▶ **Problem requirements**
Would you write out all of the entries below, exactly as they stand?

▶ **Data about app and page elements**
######

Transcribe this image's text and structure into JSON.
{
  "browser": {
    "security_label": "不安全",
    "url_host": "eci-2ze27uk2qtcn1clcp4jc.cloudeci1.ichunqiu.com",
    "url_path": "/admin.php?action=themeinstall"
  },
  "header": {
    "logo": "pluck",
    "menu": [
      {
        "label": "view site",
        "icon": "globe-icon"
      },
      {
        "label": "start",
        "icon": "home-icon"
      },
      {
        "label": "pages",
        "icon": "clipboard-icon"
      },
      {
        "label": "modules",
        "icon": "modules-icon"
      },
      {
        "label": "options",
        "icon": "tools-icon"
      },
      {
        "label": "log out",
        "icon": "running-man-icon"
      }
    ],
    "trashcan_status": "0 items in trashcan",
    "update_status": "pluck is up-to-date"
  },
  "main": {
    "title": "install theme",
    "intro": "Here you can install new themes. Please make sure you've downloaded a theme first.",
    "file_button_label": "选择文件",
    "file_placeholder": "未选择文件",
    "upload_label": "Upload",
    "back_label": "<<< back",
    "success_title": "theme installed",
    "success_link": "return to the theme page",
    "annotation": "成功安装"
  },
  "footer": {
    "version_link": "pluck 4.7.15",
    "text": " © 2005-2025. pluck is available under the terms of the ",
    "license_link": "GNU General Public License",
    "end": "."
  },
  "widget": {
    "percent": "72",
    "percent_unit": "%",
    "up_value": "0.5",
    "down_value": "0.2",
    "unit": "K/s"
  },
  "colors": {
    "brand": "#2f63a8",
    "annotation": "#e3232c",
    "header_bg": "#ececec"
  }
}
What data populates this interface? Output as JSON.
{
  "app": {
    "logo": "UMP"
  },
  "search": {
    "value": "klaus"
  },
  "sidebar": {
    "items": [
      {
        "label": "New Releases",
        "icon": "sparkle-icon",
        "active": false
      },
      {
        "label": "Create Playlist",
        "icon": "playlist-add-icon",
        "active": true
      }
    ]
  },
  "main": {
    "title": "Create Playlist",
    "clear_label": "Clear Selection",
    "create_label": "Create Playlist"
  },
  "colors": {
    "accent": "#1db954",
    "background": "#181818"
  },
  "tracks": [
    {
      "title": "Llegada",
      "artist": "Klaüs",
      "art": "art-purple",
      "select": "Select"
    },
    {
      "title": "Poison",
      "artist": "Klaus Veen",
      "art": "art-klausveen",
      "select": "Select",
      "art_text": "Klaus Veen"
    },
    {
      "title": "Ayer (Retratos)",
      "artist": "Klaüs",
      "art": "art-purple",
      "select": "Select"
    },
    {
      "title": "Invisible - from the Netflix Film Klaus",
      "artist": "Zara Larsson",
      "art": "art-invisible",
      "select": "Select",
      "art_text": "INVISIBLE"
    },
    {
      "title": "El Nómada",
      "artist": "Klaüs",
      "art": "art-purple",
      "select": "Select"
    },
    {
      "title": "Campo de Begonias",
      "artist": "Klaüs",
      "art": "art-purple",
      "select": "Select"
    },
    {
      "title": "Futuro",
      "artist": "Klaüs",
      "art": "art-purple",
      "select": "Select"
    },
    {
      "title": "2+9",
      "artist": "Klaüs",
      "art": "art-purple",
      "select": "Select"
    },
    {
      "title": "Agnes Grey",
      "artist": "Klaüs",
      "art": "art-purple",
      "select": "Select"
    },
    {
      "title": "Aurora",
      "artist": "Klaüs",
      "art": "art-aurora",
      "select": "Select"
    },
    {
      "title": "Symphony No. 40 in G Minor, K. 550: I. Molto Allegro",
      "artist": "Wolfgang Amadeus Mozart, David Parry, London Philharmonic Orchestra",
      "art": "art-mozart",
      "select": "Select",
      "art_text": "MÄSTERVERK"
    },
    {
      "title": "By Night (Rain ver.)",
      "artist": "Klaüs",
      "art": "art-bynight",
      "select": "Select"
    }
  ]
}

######

▶ **Reply to the exercise**
Transcribe this image's text and structure into JSON.
{
  "browser": {
    "security_label": "不安全",
    "url_host": "eci-2ze27uk2qtcn1clcp4jc.cloudeci1.ichunqiu.com",
    "url_path": "/admin.php?action=themeinstall"
  },
  "header": {
    "logo": "pluck",
    "menu": [
      {
        "label": "view site",
        "icon": "globe-icon"
      },
      {
        "label": "start",
        "icon": "home-icon"
      },
      {
        "label": "pages",
        "icon": "clipboard-icon"
      },
      {
        "label": "modules",
        "icon": "modules-icon"
      },
      {
        "label": "options",
        "icon": "tools-icon"
      },
      {
        "label": "log out",
        "icon": "running-man-icon"
      }
    ],
    "trashcan_status": "0 items in trashcan",
    "update_status": "pluck is up-to-date"
  },
  "main": {
    "title": "install theme",
    "intro": "Here you can install new themes. Please make sure you've downloaded a theme first.",
    "file_button_label": "选择文件",
    "file_placeholder": "未选择文件",
    "upload_label": "Upload",
    "back_label": "<<< back",
    "success_title": "theme installed",
    "success_link": "return to the theme page",
    "annotation": "成功安装"
  },
  "footer": {
    "version_link": "pluck 4.7.15",
    "text": " © 2005-2025. pluck is available under the terms of the ",
    "license_link": "GNU General Public License",
    "end": "."
  },
  "widget": {
    "percent": "72",
    "percent_unit": "%",
    "up_value": "0.5",
    "down_value": "0.2",
    "unit": "K/s"
  },
  "colors": {
    "brand": "#2f63a8",
    "annotation": "#e3232c",
    "header_bg": "#ececec"
  }
}
What data populates this interface? Output as JSON.
{
  "app": {
    "logo": "UMP"
  },
  "search": {
    "value": "klaus"
  },
  "sidebar": {
    "items": [
      {
        "label": "New Releases",
        "icon": "sparkle-icon",
        "active": false
      },
      {
        "label": "Create Playlist",
        "icon": "playlist-add-icon",
        "active": true
      }
    ]
  },
  "main": {
    "title": "Create Playlist",
    "clear_label": "Clear Selection",
    "create_label": "Create Playlist"
  },
  "colors": {
    "accent": "#1db954",
    "background": "#181818"
  },
  "tracks": [
    {
      "title": "Llegada",
      "artist": "Klaüs",
      "art": "art-purple",
      "select": "Select"
    },
    {
      "title": "Poison",
      "artist": "Klaus Veen",
      "art": "art-klausveen",
      "select": "Select",
      "art_text": "Klaus Veen"
    },
    {
      "title": "Ayer (Retratos)",
      "artist": "Klaüs",
      "art": "art-purple",
      "select": "Select"
    },
    {
      "title": "Invisible - from the Netflix Film Klaus",
      "artist": "Zara Larsson",
      "art": "art-invisible",
      "select": "Select",
      "art_text": "INVISIBLE"
    },
    {
      "title": "El Nómada",
      "artist": "Klaüs",
      "art": "art-purple",
      "select": "Select"
    },
    {
      "title": "Campo de Begonias",
      "artist": "Klaüs",
      "art": "art-purple",
      "select": "Select"
    },
    {
      "title": "Futuro",
      "artist": "Klaüs",
      "art": "art-purple",
      "select": "Select"
    },
    {
      "title": "2+9",
      "artist": "Klaüs",
      "art": "art-purple",
      "select": "Select"
    },
    {
      "title": "Agnes Grey",
      "artist": "Klaüs",
      "art": "art-purple",
      "select": "Select"
    },
    {
      "title": "Aurora",
      "artist": "Klaüs",
      "art": "art-aurora",
      "select": "Select"
    },
    {
      "title": "Symphony No. 40 in G Minor, K. 550: I. Molto Allegro",
      "artist": "Wolfgang Amadeus Mozart, David Parry, London Philharmonic Orchestra",
      "art": "art-mozart",
      "select": "Select",
      "art_text": "MÄSTERVERK"
    },
    {
      "title": "By Night (Rain ver.)",
      "artist": "Klaüs",
      "art": "art-bynight",
      "select": "Select"
    }
  ]
}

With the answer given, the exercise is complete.